Specific to the science behind Secondhand Drinking-related stress and its impacts on a person’s phycial and emotional health, which is what impacts the workplace, please read my article appearing in the University of Texas Center for Neurobehavioral Research on Addiction’s CNRA Connections, “Secondhand Drinking” (begins on pages 7-8).”
Where does Secondhand Drinking Prevention fit in?
It offers “a new approach.” Here are three such examples:
Example 1 – Kansas City Police Department Training Academy
One of the Kansas City Police Department’s command leaders had heard me speak and contacted me about providing similar training for the Kansas City Police Department Training Academy. I then dealt with the Training Officer to explore objectives for a program that would offer a different approach to reducing alcohol misuse [binge drinking, heavy social drinking, alcohol abuse and alcoholism] in order to reduce its impacts in the workplace, employee’s personal lives and employee interactions with citizenry while on duty.
The program I designed was titled, Breaking The Cycles – Changing the Conversations – Talking About Secondhand Drinking – the Other Side of Alcohol Misuse, for which attendees received 7 CE credits.
Example 2 – Tahoe National Forest Employee Orientation Safety Day
After an overview presentation on Secondhand Drinking – the Other Side of Alcohol Misuse at a regional workshop for health and safety officers, a representative of the Tahoe National Forest contacted me and wanted a presentation not just about secondhand drinking prevention but one that zeroed in on stress and effective stress management techniques, regardless of the cause, but at the same time, he didn’t want the typical stress prevention program.
We discussed a few relevant facts related to stress, which is the basis of secondhand drinking’s impact on some 90 million Americans, including:
- Stress – whether it’s related to job, financial, relationship, health or SHD – activates the brain’s fight or flight stress response system, which when chronically activated causes physical, emotional and quality of life impacts, such as sleep disorders, headaches, migraines, stomach ailments, skin conditions, anxiety, depression, changes in eating patterns and more.
- Secondhand Drinking (SHD) – the negative impacts of a person’s drinking behaviors on others – can affect up to 40% of a workplace
- Stress is a common reason people turn to alcohol for relief
- Alcohol misuse is the primary cause of drinking behaviors, which are the primary cause of SHD-related stress
The program I designed was titled, Stress & the Secondhand Drinking Connection.
Example 3 – Ft. Irwin National Training Center National Drunk and Drugged Driving Prevention Month

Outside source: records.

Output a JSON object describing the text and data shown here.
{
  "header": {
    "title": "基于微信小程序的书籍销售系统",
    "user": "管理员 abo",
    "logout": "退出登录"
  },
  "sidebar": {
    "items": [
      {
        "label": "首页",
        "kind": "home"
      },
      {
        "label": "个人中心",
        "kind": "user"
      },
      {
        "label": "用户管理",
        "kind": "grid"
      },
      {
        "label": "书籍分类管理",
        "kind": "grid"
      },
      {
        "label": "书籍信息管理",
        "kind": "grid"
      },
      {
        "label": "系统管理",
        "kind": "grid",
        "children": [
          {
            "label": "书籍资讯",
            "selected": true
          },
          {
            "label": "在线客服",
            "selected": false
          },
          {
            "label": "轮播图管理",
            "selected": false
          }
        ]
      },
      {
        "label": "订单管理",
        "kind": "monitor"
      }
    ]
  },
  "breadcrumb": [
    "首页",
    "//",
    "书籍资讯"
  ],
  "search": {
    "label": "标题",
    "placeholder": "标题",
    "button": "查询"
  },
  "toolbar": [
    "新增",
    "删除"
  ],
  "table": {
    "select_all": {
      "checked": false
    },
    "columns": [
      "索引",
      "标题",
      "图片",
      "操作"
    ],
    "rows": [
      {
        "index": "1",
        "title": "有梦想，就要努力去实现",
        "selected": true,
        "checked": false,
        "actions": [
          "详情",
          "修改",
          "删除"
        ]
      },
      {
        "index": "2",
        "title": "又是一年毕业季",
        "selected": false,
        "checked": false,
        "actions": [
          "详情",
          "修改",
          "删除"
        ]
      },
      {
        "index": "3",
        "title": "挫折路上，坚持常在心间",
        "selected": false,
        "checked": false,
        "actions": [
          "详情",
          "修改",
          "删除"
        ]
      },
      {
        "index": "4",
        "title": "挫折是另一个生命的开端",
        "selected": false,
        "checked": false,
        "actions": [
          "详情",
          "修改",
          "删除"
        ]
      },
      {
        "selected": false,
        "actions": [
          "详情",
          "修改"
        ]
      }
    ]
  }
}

Having conducted a civilian training program for Ft. Irwin titled, “Alcohol and the Brain: How a Person Can Lose Control of Their Drinking,” I was contacted by the Alcohol and Drug Control Officer to provide a training for 1000 troops as part of their National Drunk and Drugged Driving Prevention Month observance. He wanted a program that could engage 1000 troops, provide a different approach to the long-standing message: “Don’t Drink and Drive,” and hit home with an 18 year old who will be asked to put their life on the line but can’t have a beer. From the feedback he received, I succeeded by bringing in secondhand drinking in terms of the impacts of a person’s DUI on others and the simplified science of how a person can “choose” to drink and drive.
Work with Lisa Frederiksen to customize Secondhand Drinking Prevention Programs for your company or public agency
Lisa Frederiksen’s 12 years’ research into 21st century brain science and her expertise in simplyfing scientific concepts makes her customized secondhand drinking prevention programs and their cross-over opportunities extremely effective. To learn more, please CONTACT Lisa Frederiksen.